WHAT IS REQUIRED:
Nothing in the records should be altered; retype them all exactly.

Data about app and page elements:
%%

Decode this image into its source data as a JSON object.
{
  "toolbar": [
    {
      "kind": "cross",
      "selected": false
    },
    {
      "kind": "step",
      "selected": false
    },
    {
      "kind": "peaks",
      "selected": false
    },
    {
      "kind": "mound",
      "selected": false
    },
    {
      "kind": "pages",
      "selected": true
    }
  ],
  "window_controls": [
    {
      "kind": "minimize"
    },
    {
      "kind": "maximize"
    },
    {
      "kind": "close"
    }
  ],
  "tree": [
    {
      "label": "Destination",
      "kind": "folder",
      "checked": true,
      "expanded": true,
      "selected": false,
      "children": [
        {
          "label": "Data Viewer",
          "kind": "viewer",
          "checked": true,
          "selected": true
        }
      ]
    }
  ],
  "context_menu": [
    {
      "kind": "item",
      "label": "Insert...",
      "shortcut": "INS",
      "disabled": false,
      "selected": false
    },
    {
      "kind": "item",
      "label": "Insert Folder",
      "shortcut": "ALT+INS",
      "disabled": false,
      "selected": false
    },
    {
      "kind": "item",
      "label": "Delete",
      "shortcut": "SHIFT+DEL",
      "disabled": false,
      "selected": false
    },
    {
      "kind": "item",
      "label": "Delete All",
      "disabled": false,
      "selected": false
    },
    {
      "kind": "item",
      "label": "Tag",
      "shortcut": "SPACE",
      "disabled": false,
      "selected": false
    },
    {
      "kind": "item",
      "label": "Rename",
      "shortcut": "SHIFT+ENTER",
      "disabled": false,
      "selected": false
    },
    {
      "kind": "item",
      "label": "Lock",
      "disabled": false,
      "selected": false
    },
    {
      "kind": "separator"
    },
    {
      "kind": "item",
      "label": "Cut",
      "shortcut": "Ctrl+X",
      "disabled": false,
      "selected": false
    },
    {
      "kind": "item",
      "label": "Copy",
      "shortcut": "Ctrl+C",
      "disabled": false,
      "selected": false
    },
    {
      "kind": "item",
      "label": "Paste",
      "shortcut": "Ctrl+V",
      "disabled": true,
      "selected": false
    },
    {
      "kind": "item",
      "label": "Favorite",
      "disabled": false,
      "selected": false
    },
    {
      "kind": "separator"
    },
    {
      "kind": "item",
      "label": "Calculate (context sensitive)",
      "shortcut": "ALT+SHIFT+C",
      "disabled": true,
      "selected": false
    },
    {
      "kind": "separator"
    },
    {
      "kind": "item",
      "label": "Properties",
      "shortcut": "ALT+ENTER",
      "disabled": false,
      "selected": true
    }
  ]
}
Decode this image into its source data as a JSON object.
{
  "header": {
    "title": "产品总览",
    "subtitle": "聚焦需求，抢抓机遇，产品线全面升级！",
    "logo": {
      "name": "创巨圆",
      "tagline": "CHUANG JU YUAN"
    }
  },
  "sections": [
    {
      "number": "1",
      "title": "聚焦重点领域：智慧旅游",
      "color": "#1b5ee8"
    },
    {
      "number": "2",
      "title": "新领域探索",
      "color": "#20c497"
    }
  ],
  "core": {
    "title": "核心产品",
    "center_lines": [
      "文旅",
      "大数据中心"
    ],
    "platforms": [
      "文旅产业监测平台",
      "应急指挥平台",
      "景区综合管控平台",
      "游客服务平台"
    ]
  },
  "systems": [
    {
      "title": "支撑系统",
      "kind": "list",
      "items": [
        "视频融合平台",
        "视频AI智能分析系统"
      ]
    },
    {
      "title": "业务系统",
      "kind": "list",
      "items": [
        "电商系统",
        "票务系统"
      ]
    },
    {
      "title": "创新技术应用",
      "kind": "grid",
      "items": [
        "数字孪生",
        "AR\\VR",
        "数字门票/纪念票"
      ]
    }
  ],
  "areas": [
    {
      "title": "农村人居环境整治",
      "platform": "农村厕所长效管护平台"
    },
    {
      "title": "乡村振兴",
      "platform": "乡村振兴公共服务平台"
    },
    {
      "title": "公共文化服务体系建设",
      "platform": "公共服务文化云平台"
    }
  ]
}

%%

WRITTEN ANSWER:
Decode this image into its source data as a JSON object.
{
  "toolbar": [
    {
      "kind": "cross",
      "selected": false
    },
    {
      "kind": "step",
      "selected": false
    },
    {
      "kind": "peaks",
      "selected": false
    },
    {
      "kind": "mound",
      "selected": false
    },
    {
      "kind": "pages",
      "selected": true
    }
  ],
  "window_controls": [
    {
      "kind": "minimize"
    },
    {
      "kind": "maximize"
    },
    {
      "kind": "close"
    }
  ],
  "tree": [
    {
      "label": "Destination",
      "kind": "folder",
      "checked": true,
      "expanded": true,
      "selected": false,
      "children": [
        {
          "label": "Data Viewer",
          "kind": "viewer",
          "checked": true,
          "selected": true
        }
      ]
    }
  ],
  "context_menu": [
    {
      "kind": "item",
      "label": "Insert...",
      "shortcut": "INS",
      "disabled": false,
      "selected": false
    },
    {
      "kind": "item",
      "label": "Insert Folder",
      "shortcut": "ALT+INS",
      "disabled": false,
      "selected": false
    },
    {
      "kind": "item",
      "label": "Delete",
      "shortcut": "SHIFT+DEL",
      "disabled": false,
      "selected": false
    },
    {
      "kind": "item",
      "label": "Delete All",
      "disabled": false,
      "selected": false
    },
    {
      "kind": "item",
      "label": "Tag",
      "shortcut": "SPACE",
      "disabled": false,
      "selected": false
    },
    {
      "kind": "item",
      "label": "Rename",
      "shortcut": "SHIFT+ENTER",
      "disabled": false,
      "selected": false
    },
    {
      "kind": "item",
      "label": "Lock",
      "disabled": false,
      "selected": false
    },
    {
      "kind": "separator"
    },
    {
      "kind": "item",
      "label": "Cut",
      "shortcut": "Ctrl+X",
      "disabled": false,
      "selected": false
    },
    {
      "kind": "item",
      "label": "Copy",
      "shortcut": "Ctrl+C",
      "disabled": false,
      "selected": false
    },
    {
      "kind": "item",
      "label": "Paste",
      "shortcut": "Ctrl+V",
      "disabled": true,
      "selected": false
    },
    {
      "kind": "item",
      "label": "Favorite",
      "disabled": false,
      "selected": false
    },
    {
      "kind": "separator"
    },
    {
      "kind": "item",
      "label": "Calculate (context sensitive)",
      "shortcut": "ALT+SHIFT+C",
      "disabled": true,
      "selected": false
    },
    {
      "kind": "separator"
    },
    {
      "kind": "item",
      "label": "Properties",
      "shortcut": "ALT+ENTER",
      "disabled": false,
      "selected": true
    }
  ]
}
Decode this image into its source data as a JSON object.
{
  "header": {
    "title": "产品总览",
    "subtitle": "聚焦需求，抢抓机遇，产品线全面升级！",
    "logo": {
      "name": "创巨圆",
      "tagline": "CHUANG JU YUAN"
    }
  },
  "sections": [
    {
      "number": "1",
      "title": "聚焦重点领域：智慧旅游",
      "color": "#1b5ee8"
    },
    {
      "number": "2",
      "title": "新领域探索",
      "color": "#20c497"
    }
  ],
  "core": {
    "title": "核心产品",
    "center_lines": [
      "文旅",
      "大数据中心"
    ],
    "platforms": [
      "文旅产业监测平台",
      "应急指挥平台",
      "景区综合管控平台",
      "游客服务平台"
    ]
  },
  "systems": [
    {
      "title": "支撑系统",
      "kind": "list",
      "items": [
        "视频融合平台",
        "视频AI智能分析系统"
      ]
    },
    {
      "title": "业务系统",
      "kind": "list",
      "items": [
        "电商系统",
        "票务系统"
      ]
    },
    {
      "title": "创新技术应用",
      "kind": "grid",
      "items": [
        "数字孪生",
        "AR\\VR",
        "数字门票/纪念票"
      ]
    }
  ],
  "areas": [
    {
      "title": "农村人居环境整治",
      "platform": "农村厕所长效管护平台"
    },
    {
      "title": "乡村振兴",
      "platform": "乡村振兴公共服务平台"
    },
    {
      "title": "公共文化服务体系建设",
      "platform": "公共服务文化云平台"
    }
  ]
}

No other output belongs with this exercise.